> App and web page records:
Segment Open
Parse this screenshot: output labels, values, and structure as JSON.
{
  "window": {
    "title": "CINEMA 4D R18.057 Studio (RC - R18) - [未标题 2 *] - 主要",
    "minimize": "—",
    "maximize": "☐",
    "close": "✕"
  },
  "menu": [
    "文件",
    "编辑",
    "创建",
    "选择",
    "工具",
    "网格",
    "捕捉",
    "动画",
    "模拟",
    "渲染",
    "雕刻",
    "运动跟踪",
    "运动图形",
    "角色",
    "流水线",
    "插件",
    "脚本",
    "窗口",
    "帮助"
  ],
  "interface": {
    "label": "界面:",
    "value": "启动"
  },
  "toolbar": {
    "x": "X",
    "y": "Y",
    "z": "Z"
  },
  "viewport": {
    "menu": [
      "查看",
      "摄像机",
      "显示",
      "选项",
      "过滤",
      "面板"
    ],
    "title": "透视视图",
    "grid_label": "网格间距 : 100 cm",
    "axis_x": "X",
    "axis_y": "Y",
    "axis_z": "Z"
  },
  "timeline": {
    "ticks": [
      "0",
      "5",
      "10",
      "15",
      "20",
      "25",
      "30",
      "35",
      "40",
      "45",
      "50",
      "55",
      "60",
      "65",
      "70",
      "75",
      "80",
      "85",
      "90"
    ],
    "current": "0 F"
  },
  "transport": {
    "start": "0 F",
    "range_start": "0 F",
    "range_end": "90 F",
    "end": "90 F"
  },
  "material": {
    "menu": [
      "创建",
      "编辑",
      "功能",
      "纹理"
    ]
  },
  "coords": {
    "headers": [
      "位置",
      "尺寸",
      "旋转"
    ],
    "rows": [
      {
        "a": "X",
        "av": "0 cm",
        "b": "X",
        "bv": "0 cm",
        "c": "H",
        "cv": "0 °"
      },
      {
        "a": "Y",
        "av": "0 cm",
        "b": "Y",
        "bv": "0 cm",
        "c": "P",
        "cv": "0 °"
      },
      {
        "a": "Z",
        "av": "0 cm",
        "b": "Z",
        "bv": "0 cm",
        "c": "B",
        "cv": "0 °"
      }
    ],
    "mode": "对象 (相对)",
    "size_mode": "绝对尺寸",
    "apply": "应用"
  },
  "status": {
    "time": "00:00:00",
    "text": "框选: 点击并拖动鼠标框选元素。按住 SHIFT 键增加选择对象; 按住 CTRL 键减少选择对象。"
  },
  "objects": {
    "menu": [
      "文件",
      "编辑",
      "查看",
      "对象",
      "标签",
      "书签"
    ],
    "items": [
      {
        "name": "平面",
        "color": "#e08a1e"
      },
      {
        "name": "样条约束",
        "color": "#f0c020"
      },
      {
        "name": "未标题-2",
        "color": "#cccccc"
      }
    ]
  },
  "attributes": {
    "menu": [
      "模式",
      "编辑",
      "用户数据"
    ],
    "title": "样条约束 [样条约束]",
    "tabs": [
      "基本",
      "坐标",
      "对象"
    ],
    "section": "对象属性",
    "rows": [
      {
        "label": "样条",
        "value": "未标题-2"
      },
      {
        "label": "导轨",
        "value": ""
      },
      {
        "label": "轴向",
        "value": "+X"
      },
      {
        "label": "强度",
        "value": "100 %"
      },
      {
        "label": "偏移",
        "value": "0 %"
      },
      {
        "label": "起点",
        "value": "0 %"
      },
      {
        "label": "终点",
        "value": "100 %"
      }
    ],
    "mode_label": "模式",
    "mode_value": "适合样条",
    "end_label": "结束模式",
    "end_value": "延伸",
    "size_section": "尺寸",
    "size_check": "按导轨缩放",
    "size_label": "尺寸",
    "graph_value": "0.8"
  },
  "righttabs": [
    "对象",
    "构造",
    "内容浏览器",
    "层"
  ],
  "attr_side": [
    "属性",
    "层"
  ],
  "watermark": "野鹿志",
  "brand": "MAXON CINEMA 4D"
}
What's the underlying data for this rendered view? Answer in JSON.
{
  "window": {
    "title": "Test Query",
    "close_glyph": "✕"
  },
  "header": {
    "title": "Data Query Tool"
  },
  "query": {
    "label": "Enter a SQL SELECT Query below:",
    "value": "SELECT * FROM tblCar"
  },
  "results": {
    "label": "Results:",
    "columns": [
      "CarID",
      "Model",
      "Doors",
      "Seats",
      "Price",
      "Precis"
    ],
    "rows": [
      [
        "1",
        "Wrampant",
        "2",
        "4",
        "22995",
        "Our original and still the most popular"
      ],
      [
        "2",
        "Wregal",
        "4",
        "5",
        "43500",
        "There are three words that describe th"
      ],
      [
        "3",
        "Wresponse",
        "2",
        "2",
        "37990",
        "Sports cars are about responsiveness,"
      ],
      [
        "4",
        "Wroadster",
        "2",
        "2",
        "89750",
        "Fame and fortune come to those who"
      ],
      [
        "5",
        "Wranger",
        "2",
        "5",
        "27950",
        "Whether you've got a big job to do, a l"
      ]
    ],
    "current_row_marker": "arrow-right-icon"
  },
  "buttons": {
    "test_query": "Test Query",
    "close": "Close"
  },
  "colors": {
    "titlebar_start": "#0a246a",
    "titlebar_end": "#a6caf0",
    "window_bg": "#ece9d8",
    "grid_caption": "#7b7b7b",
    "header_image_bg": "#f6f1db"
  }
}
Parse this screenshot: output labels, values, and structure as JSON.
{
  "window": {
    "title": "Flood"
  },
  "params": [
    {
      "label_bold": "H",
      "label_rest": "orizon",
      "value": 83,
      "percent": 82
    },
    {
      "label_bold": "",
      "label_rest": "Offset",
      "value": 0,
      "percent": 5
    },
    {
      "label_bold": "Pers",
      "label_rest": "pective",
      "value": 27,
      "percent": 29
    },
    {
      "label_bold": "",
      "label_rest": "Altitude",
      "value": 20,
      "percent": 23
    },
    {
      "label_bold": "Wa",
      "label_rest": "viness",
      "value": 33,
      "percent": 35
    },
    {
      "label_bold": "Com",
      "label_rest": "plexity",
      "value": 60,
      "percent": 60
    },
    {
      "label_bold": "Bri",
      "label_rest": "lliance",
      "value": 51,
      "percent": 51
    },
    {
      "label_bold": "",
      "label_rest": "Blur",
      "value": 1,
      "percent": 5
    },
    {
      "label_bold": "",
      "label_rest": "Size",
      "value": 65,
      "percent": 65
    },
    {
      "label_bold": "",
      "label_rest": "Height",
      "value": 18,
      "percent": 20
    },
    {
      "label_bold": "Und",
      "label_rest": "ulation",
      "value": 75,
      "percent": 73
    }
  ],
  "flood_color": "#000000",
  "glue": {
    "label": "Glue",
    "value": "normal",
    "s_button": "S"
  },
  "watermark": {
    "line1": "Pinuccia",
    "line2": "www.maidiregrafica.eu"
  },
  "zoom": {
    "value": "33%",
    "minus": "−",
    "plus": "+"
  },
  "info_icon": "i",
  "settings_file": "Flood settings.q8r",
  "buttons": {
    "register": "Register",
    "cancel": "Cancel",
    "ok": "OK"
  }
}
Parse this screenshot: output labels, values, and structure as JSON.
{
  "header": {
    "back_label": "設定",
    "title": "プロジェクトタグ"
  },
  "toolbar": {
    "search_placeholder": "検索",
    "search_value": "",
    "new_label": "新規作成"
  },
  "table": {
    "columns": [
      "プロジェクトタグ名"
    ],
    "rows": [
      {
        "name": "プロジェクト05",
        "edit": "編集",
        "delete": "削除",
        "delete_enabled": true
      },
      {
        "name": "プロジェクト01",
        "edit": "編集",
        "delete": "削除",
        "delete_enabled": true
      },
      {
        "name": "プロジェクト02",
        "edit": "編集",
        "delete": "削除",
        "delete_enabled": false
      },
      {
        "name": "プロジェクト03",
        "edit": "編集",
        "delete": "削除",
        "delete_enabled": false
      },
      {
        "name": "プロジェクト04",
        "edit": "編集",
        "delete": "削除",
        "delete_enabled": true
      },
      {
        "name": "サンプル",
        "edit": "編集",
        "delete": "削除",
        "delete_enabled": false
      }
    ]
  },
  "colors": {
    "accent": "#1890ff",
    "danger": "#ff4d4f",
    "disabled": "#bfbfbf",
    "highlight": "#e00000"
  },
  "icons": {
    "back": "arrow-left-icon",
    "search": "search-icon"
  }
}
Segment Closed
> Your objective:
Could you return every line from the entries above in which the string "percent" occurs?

> Answer to the problem:
      "percent": 82
      "percent": 5
      "percent": 29
      "percent": 23
      "percent": 35
      "percent": 60
      "percent": 51
      "percent": 5
      "percent": 65
      "percent": 20
      "percent": 73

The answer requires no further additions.